(Interface dataset entries)
= = = = =
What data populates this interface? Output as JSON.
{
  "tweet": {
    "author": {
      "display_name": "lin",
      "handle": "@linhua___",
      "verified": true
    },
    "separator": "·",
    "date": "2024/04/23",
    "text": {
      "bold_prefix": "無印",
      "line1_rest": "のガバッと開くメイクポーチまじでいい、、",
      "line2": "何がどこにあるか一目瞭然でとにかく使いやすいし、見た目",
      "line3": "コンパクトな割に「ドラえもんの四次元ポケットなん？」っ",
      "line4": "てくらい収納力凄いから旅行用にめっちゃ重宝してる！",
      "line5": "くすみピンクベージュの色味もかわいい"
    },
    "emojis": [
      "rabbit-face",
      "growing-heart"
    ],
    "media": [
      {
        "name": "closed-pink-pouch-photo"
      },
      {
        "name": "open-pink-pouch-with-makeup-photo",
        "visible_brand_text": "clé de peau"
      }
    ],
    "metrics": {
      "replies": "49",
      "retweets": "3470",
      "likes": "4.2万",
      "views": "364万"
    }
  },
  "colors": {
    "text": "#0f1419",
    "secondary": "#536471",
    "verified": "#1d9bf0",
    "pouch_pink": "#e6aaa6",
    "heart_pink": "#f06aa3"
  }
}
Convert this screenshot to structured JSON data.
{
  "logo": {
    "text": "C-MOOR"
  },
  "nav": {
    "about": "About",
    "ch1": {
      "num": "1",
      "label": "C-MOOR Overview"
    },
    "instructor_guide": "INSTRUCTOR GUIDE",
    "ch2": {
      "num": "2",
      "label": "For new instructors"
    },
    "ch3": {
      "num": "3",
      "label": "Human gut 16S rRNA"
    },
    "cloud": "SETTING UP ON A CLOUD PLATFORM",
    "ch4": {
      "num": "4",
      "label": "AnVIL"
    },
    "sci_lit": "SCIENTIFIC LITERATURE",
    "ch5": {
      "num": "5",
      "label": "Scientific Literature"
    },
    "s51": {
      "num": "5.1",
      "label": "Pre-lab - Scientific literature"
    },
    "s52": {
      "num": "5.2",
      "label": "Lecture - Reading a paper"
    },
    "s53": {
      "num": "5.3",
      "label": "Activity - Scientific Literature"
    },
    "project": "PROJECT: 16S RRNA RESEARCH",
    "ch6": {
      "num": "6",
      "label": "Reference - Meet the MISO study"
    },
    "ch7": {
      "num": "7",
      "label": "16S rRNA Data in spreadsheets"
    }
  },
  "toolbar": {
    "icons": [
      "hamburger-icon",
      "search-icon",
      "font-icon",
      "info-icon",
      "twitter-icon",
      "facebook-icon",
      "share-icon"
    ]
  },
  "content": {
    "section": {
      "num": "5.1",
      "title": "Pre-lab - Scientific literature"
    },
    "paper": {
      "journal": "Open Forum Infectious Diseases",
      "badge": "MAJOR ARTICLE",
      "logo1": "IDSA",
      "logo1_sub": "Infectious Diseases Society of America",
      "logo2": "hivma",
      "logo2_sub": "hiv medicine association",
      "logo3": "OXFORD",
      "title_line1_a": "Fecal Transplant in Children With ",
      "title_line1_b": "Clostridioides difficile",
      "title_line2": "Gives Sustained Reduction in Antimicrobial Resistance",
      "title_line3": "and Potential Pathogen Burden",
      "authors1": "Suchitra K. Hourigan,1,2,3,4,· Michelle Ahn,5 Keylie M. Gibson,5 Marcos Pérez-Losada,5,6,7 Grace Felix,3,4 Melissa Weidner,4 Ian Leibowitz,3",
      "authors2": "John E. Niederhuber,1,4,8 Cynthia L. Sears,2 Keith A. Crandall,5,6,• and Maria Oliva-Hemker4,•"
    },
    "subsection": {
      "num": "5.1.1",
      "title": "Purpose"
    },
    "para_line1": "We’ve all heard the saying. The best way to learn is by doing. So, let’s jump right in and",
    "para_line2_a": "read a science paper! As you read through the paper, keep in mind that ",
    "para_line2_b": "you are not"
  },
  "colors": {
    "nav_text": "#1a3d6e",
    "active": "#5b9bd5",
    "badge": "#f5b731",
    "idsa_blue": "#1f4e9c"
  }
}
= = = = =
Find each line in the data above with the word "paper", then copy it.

▸ **RESPONSE FOR THIS EXERCISE**:
      "label": "Lecture - Reading a paper"
    "paper": {
    "para_line2_a": "read a science paper! As you read through the paper, keep in mind that ",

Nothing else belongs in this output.